▸ **RAW DATA**:
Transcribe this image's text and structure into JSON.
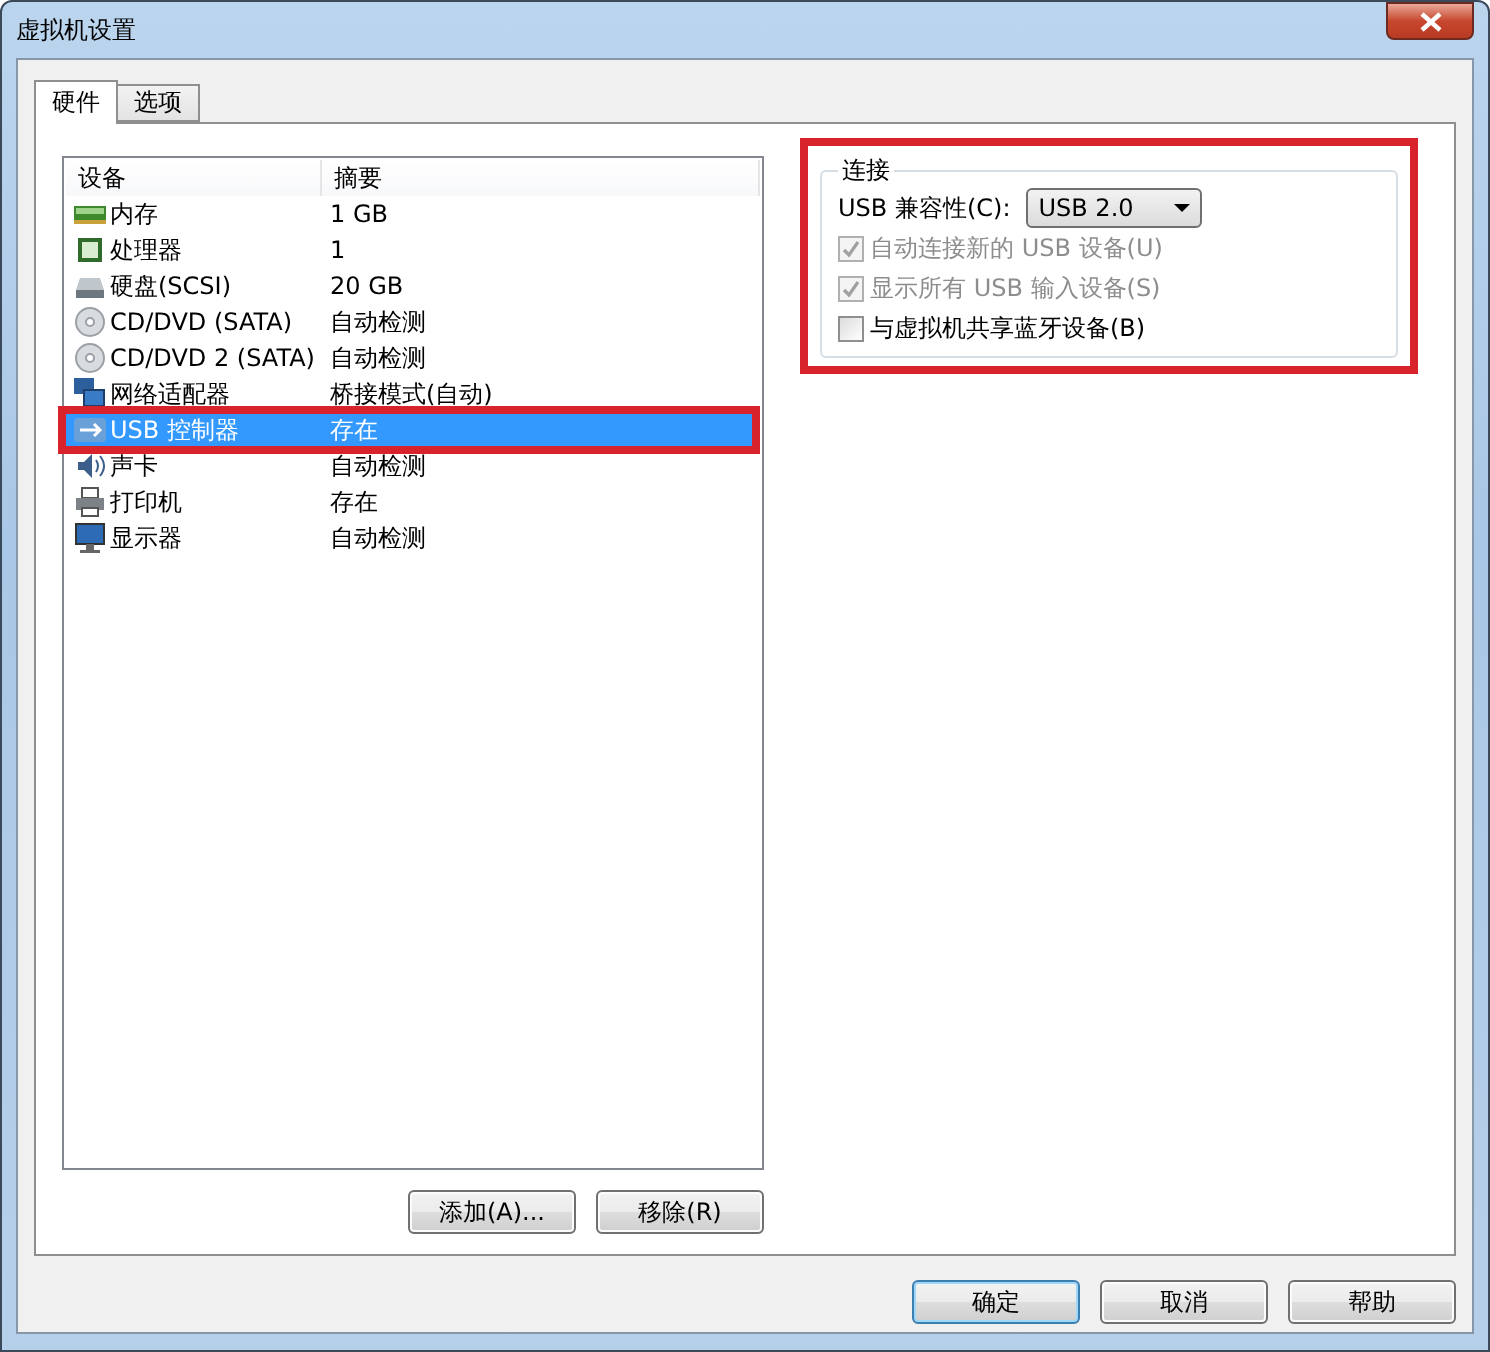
{
  "window": {
    "title": "虚拟机设置"
  },
  "tabs": [
    {
      "label": "硬件",
      "selected": true
    },
    {
      "label": "选项",
      "selected": false
    }
  ],
  "devices": {
    "columns": [
      "设备",
      "摘要"
    ],
    "rows": [
      {
        "name": "内存",
        "summary": "1 GB",
        "selected": false,
        "highlighted": false
      },
      {
        "name": "处理器",
        "summary": "1",
        "selected": false,
        "highlighted": false
      },
      {
        "name": "硬盘(SCSI)",
        "summary": "20 GB",
        "selected": false,
        "highlighted": false
      },
      {
        "name": "CD/DVD (SATA)",
        "summary": "自动检测",
        "selected": false,
        "highlighted": false
      },
      {
        "name": "CD/DVD 2 (SATA)",
        "summary": "自动检测",
        "selected": false,
        "highlighted": false
      },
      {
        "name": "网络适配器",
        "summary": "桥接模式(自动)",
        "selected": false,
        "highlighted": false
      },
      {
        "name": "USB 控制器",
        "summary": "存在",
        "selected": true,
        "highlighted": true
      },
      {
        "name": "声卡",
        "summary": "自动检测",
        "selected": false,
        "highlighted": false
      },
      {
        "name": "打印机",
        "summary": "存在",
        "selected": false,
        "highlighted": false
      },
      {
        "name": "显示器",
        "summary": "自动检测",
        "selected": false,
        "highlighted": false
      }
    ]
  },
  "device_buttons": [
    "添加(A)...",
    "移除(R)"
  ],
  "connection": {
    "title": "连接",
    "highlighted": true,
    "compat_label": "USB 兼容性(C):",
    "compat_value": "USB 2.0",
    "options": [
      {
        "label": "自动连接新的 USB 设备(U)",
        "checked": true,
        "disabled": true
      },
      {
        "label": "显示所有 USB 输入设备(S)",
        "checked": true,
        "disabled": true
      },
      {
        "label": "与虚拟机共享蓝牙设备(B)",
        "checked": false,
        "disabled": false
      }
    ]
  },
  "buttons": [
    {
      "label": "确定",
      "default": true
    },
    {
      "label": "取消",
      "default": false
    },
    {
      "label": "帮助",
      "default": false
    }
  ]
}
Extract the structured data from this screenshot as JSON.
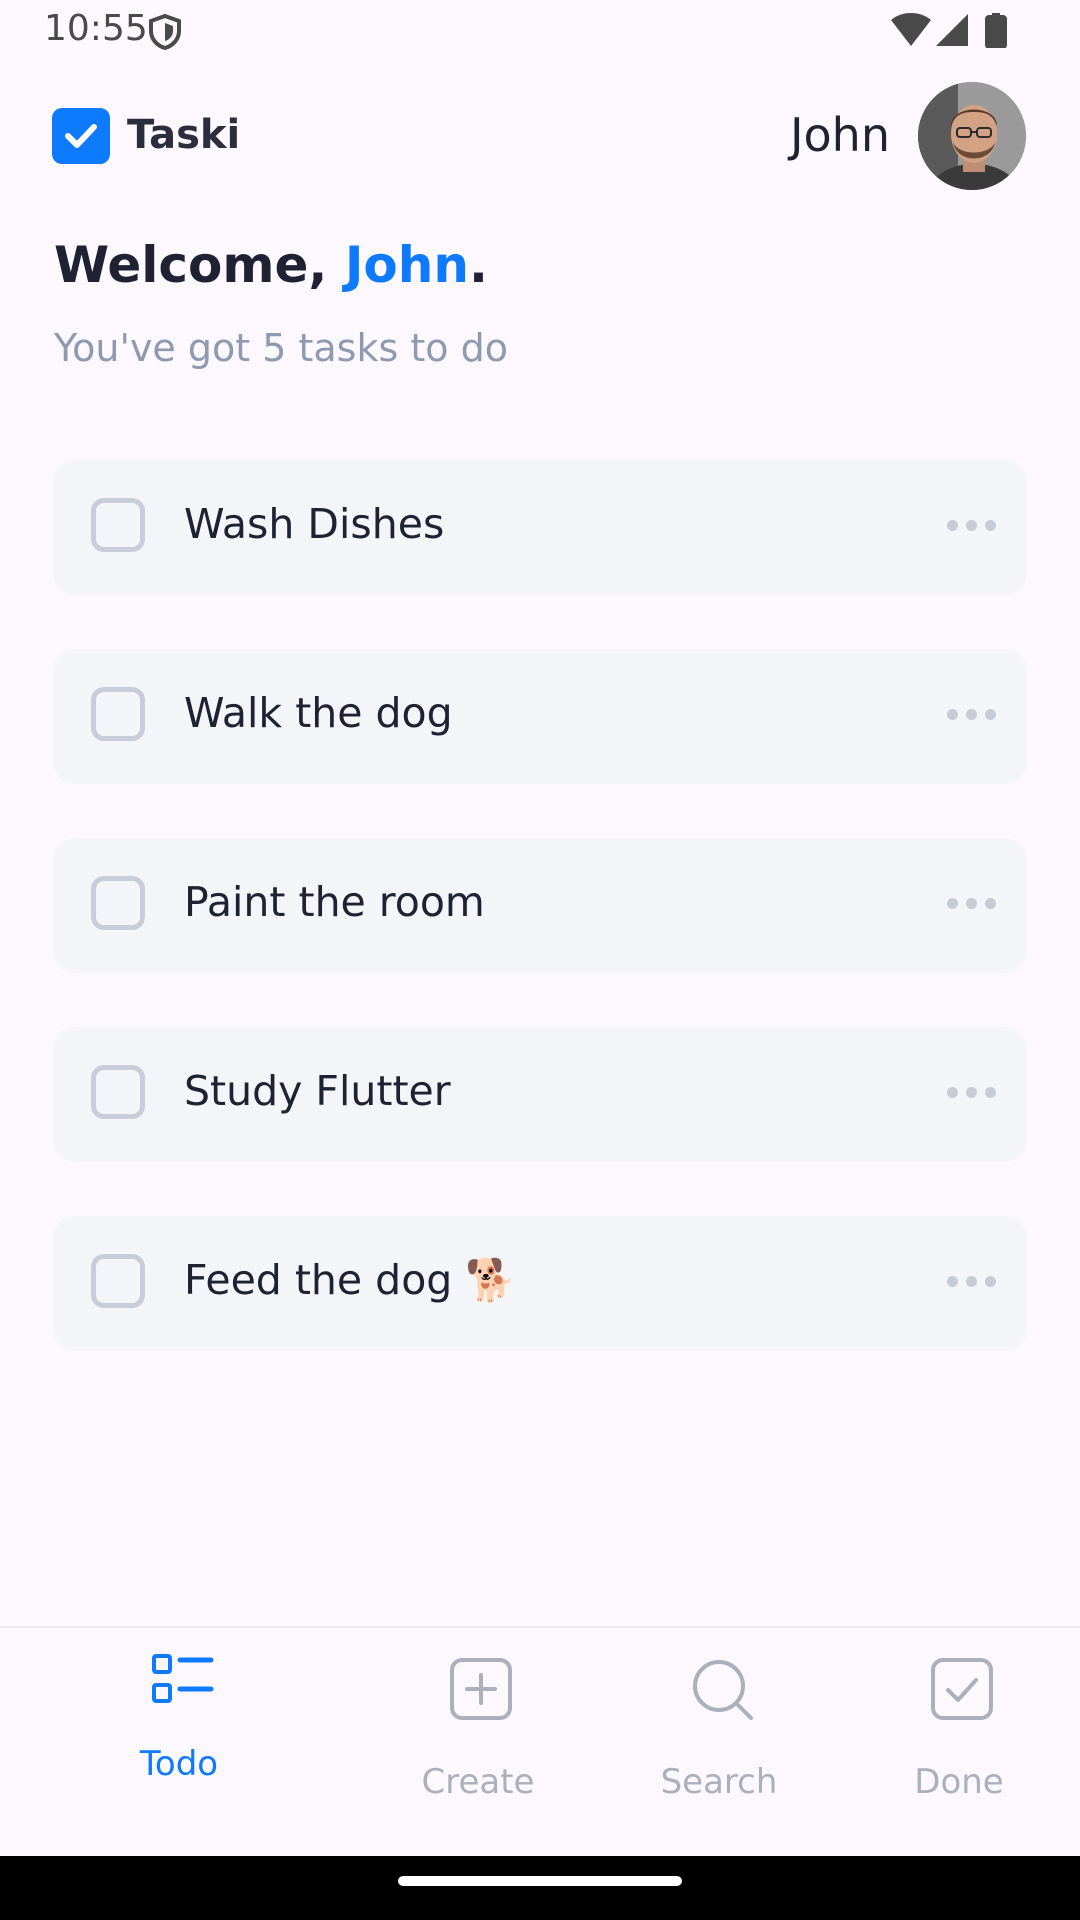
{
  "status_bar": {
    "time": "10:55",
    "icons": [
      "shield-icon",
      "wifi-icon",
      "signal-icon",
      "battery-icon"
    ]
  },
  "header": {
    "app_name": "Taski",
    "user_name": "John",
    "brand_color": "#0E7AFE"
  },
  "welcome": {
    "greeting": "Welcome, ",
    "name": "John",
    "punctuation": ".",
    "subtitle": "You've got 5 tasks to do"
  },
  "tasks": [
    {
      "title": "Wash Dishes",
      "done": false
    },
    {
      "title": "Walk the dog",
      "done": false
    },
    {
      "title": "Paint the room",
      "done": false
    },
    {
      "title": "Study Flutter",
      "done": false
    },
    {
      "title": "Feed the dog 🐕",
      "done": false
    }
  ],
  "bottom_nav": {
    "items": [
      {
        "label": "Todo",
        "icon": "todo-list-icon",
        "active": true
      },
      {
        "label": "Create",
        "icon": "plus-square-icon",
        "active": false
      },
      {
        "label": "Search",
        "icon": "search-icon",
        "active": false
      },
      {
        "label": "Done",
        "icon": "check-square-icon",
        "active": false
      }
    ]
  }
}
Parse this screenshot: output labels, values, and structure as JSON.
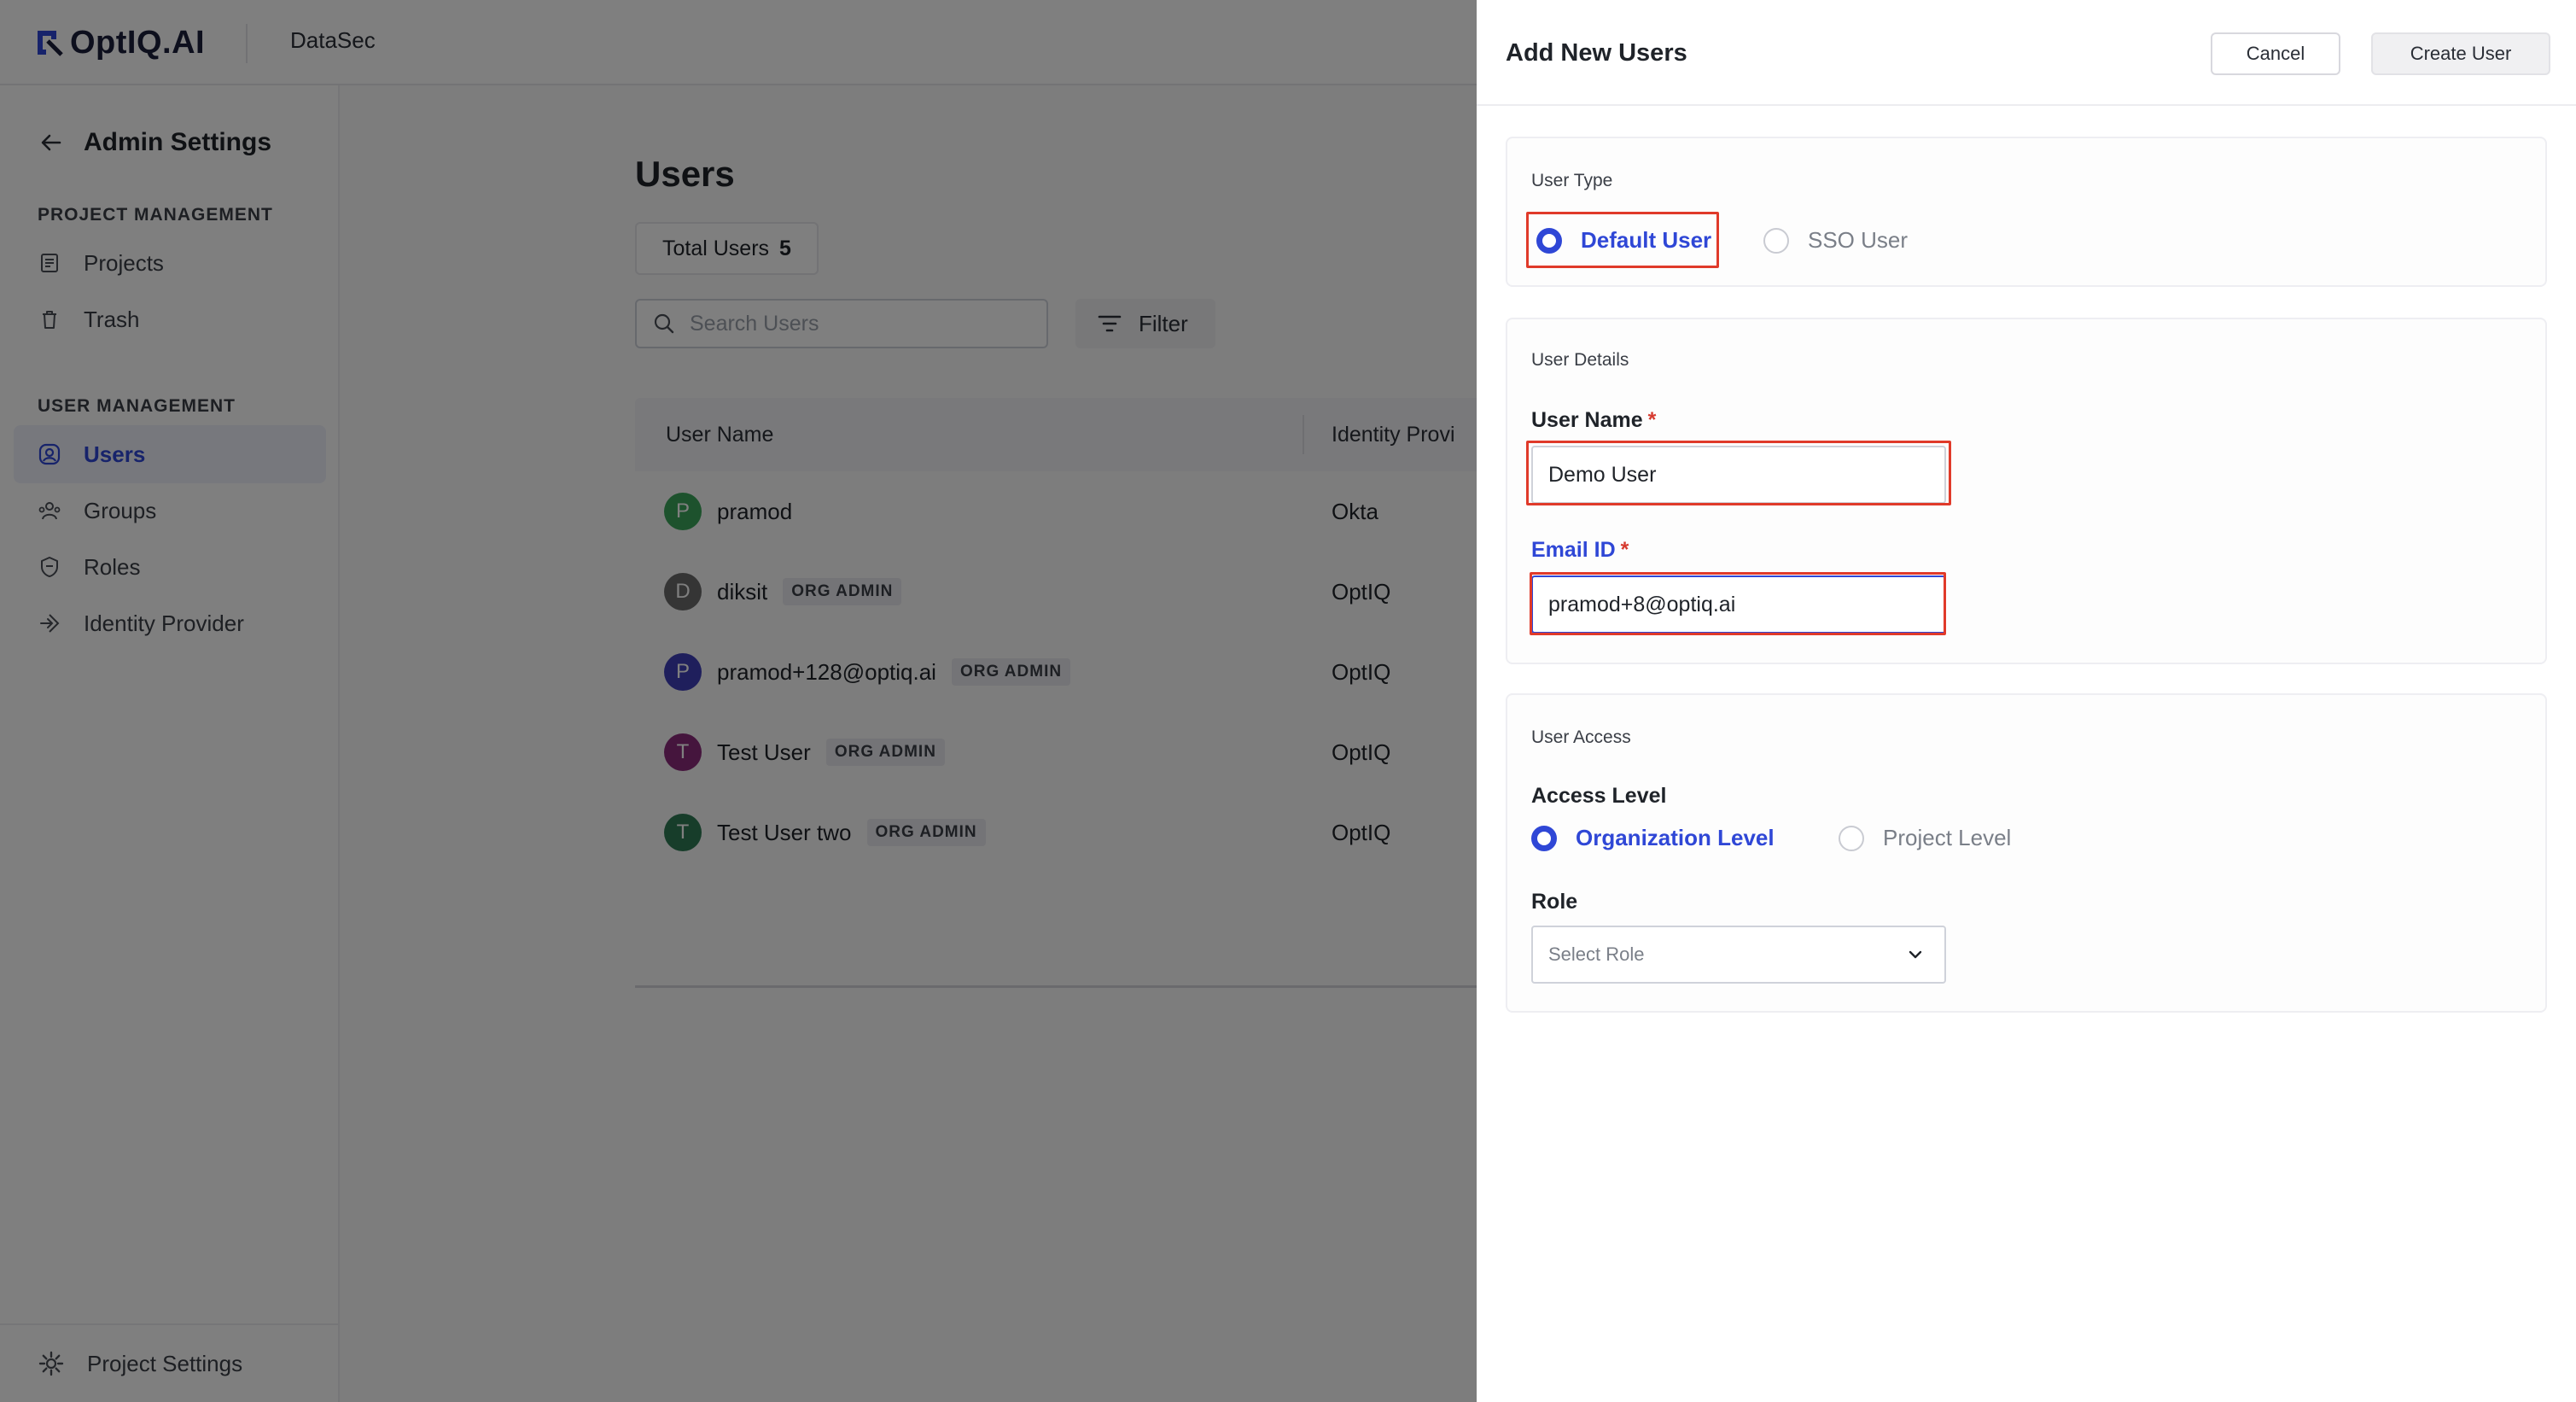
{
  "app": {
    "logo_text": "OptIQ.AI",
    "workspace": "DataSec",
    "accent_color": "#2f47d6"
  },
  "sidebar": {
    "title": "Admin Settings",
    "sections": [
      {
        "heading": "PROJECT MANAGEMENT"
      },
      {
        "heading": "USER MANAGEMENT"
      }
    ],
    "items": [
      {
        "label": "Projects",
        "icon": "document-icon"
      },
      {
        "label": "Trash",
        "icon": "trash-icon"
      },
      {
        "label": "Users",
        "icon": "user-circle-icon",
        "active": true
      },
      {
        "label": "Groups",
        "icon": "groups-icon"
      },
      {
        "label": "Roles",
        "icon": "shield-icon"
      },
      {
        "label": "Identity Provider",
        "icon": "login-arrow-icon"
      }
    ],
    "footer": {
      "label": "Project Settings",
      "icon": "gear-icon"
    }
  },
  "main": {
    "title": "Users",
    "total_label": "Total Users",
    "total_count": "5",
    "search_placeholder": "Search Users",
    "filter_label": "Filter",
    "columns": [
      "User Name",
      "Identity Provi"
    ],
    "rows": [
      {
        "initial": "P",
        "name": "pramod",
        "badge": "",
        "idp": "Okta",
        "avatar_color": "#3aa55a"
      },
      {
        "initial": "D",
        "name": "diksit",
        "badge": "ORG ADMIN",
        "idp": "OptIQ",
        "avatar_color": "#6b6b6b"
      },
      {
        "initial": "P",
        "name": "pramod+128@optiq.ai",
        "badge": "ORG ADMIN",
        "idp": "OptIQ",
        "avatar_color": "#3f3fb8"
      },
      {
        "initial": "T",
        "name": "Test User",
        "badge": "ORG ADMIN",
        "idp": "OptIQ",
        "avatar_color": "#8a2a7a"
      },
      {
        "initial": "T",
        "name": "Test User two",
        "badge": "ORG ADMIN",
        "idp": "OptIQ",
        "avatar_color": "#2e7a55"
      }
    ]
  },
  "drawer": {
    "title": "Add New Users",
    "cancel_label": "Cancel",
    "create_label": "Create User",
    "user_type": {
      "label": "User Type",
      "options": [
        "Default User",
        "SSO User"
      ],
      "selected": "Default User"
    },
    "user_details": {
      "label": "User Details",
      "name_label": "User Name",
      "name_value": "Demo User",
      "email_label": "Email ID",
      "email_value": "pramod+8@optiq.ai",
      "required_mark": "*"
    },
    "user_access": {
      "label": "User Access",
      "access_label": "Access Level",
      "options": [
        "Organization Level",
        "Project Level"
      ],
      "selected": "Organization Level",
      "role_label": "Role",
      "role_placeholder": "Select Role"
    }
  }
}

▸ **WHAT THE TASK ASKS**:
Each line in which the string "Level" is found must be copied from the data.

▸ **SOLUTION TO THE PROBLEM**:
      "access_label": "Access Level",
        "Organization Level",
        "Project Level"
      "selected": "Organization Level",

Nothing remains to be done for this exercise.